= Work to complete =
Print out the records below with nothing altered.

= Data shown =
=-=-=-=-=

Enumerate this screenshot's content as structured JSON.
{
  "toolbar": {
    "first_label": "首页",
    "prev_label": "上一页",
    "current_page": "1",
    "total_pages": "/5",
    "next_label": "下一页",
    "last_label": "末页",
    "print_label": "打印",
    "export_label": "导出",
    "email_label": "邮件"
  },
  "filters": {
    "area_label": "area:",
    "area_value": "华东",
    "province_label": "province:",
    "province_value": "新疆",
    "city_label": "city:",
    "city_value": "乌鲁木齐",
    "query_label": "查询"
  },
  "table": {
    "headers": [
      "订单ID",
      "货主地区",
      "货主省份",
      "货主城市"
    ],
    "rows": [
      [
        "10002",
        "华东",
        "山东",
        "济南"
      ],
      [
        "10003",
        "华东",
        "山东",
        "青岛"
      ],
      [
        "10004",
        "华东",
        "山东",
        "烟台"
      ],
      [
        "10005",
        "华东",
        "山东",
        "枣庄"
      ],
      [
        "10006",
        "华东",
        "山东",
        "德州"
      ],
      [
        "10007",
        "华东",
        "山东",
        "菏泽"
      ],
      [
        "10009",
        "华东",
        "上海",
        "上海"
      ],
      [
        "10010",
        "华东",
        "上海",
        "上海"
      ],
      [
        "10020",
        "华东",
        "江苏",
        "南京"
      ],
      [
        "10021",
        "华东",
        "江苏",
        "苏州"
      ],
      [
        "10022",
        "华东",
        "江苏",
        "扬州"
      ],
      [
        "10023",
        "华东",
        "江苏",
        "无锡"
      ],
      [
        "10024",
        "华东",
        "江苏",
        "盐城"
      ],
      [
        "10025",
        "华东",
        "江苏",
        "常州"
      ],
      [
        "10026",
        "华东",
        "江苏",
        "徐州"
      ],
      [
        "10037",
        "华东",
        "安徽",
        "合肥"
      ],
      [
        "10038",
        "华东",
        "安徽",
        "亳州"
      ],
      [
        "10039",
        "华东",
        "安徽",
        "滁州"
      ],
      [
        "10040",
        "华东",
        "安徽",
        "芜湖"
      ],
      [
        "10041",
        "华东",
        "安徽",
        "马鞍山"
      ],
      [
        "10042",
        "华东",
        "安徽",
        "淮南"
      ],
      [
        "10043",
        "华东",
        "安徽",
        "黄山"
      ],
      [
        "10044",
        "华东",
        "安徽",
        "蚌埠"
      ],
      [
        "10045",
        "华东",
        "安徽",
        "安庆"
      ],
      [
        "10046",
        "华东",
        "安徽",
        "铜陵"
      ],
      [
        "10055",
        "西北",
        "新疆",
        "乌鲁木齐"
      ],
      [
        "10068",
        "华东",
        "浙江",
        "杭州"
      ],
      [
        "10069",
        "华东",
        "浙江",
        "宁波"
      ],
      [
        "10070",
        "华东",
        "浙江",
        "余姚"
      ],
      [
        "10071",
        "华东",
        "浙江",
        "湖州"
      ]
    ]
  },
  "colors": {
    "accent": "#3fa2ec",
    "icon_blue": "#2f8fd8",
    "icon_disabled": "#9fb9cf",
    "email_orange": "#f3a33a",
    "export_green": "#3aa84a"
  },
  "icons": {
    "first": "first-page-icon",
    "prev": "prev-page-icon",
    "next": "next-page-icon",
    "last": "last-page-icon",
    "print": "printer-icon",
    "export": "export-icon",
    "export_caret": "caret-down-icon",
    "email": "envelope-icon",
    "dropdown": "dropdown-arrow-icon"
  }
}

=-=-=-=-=

= Answer section =
Enumerate this screenshot's content as structured JSON.
{
  "toolbar": {
    "first_label": "首页",
    "prev_label": "上一页",
    "current_page": "1",
    "total_pages": "/5",
    "next_label": "下一页",
    "last_label": "末页",
    "print_label": "打印",
    "export_label": "导出",
    "email_label": "邮件"
  },
  "filters": {
    "area_label": "area:",
    "area_value": "华东",
    "province_label": "province:",
    "province_value": "新疆",
    "city_label": "city:",
    "city_value": "乌鲁木齐",
    "query_label": "查询"
  },
  "table": {
    "headers": [
      "订单ID",
      "货主地区",
      "货主省份",
      "货主城市"
    ],
    "rows": [
      [
        "10002",
        "华东",
        "山东",
        "济南"
      ],
      [
        "10003",
        "华东",
        "山东",
        "青岛"
      ],
      [
        "10004",
        "华东",
        "山东",
        "烟台"
      ],
      [
        "10005",
        "华东",
        "山东",
        "枣庄"
      ],
      [
        "10006",
        "华东",
        "山东",
        "德州"
      ],
      [
        "10007",
        "华东",
        "山东",
        "菏泽"
      ],
      [
        "10009",
        "华东",
        "上海",
        "上海"
      ],
      [
        "10010",
        "华东",
        "上海",
        "上海"
      ],
      [
        "10020",
        "华东",
        "江苏",
        "南京"
      ],
      [
        "10021",
        "华东",
        "江苏",
        "苏州"
      ],
      [
        "10022",
        "华东",
        "江苏",
        "扬州"
      ],
      [
        "10023",
        "华东",
        "江苏",
        "无锡"
      ],
      [
        "10024",
        "华东",
        "江苏",
        "盐城"
      ],
      [
        "10025",
        "华东",
        "江苏",
        "常州"
      ],
      [
        "10026",
        "华东",
        "江苏",
        "徐州"
      ],
      [
        "10037",
        "华东",
        "安徽",
        "合肥"
      ],
      [
        "10038",
        "华东",
        "安徽",
        "亳州"
      ],
      [
        "10039",
        "华东",
        "安徽",
        "滁州"
      ],
      [
        "10040",
        "华东",
        "安徽",
        "芜湖"
      ],
      [
        "10041",
        "华东",
        "安徽",
        "马鞍山"
      ],
      [
        "10042",
        "华东",
        "安徽",
        "淮南"
      ],
      [
        "10043",
        "华东",
        "安徽",
        "黄山"
      ],
      [
        "10044",
        "华东",
        "安徽",
        "蚌埠"
      ],
      [
        "10045",
        "华东",
        "安徽",
        "安庆"
      ],
      [
        "10046",
        "华东",
        "安徽",
        "铜陵"
      ],
      [
        "10055",
        "西北",
        "新疆",
        "乌鲁木齐"
      ],
      [
        "10068",
        "华东",
        "浙江",
        "杭州"
      ],
      [
        "10069",
        "华东",
        "浙江",
        "宁波"
      ],
      [
        "10070",
        "华东",
        "浙江",
        "余姚"
      ],
      [
        "10071",
        "华东",
        "浙江",
        "湖州"
      ]
    ]
  },
  "colors": {
    "accent": "#3fa2ec",
    "icon_blue": "#2f8fd8",
    "icon_disabled": "#9fb9cf",
    "email_orange": "#f3a33a",
    "export_green": "#3aa84a"
  },
  "icons": {
    "first": "first-page-icon",
    "prev": "prev-page-icon",
    "next": "next-page-icon",
    "last": "last-page-icon",
    "print": "printer-icon",
    "export": "export-icon",
    "export_caret": "caret-down-icon",
    "email": "envelope-icon",
    "dropdown": "dropdown-arrow-icon"
  }
}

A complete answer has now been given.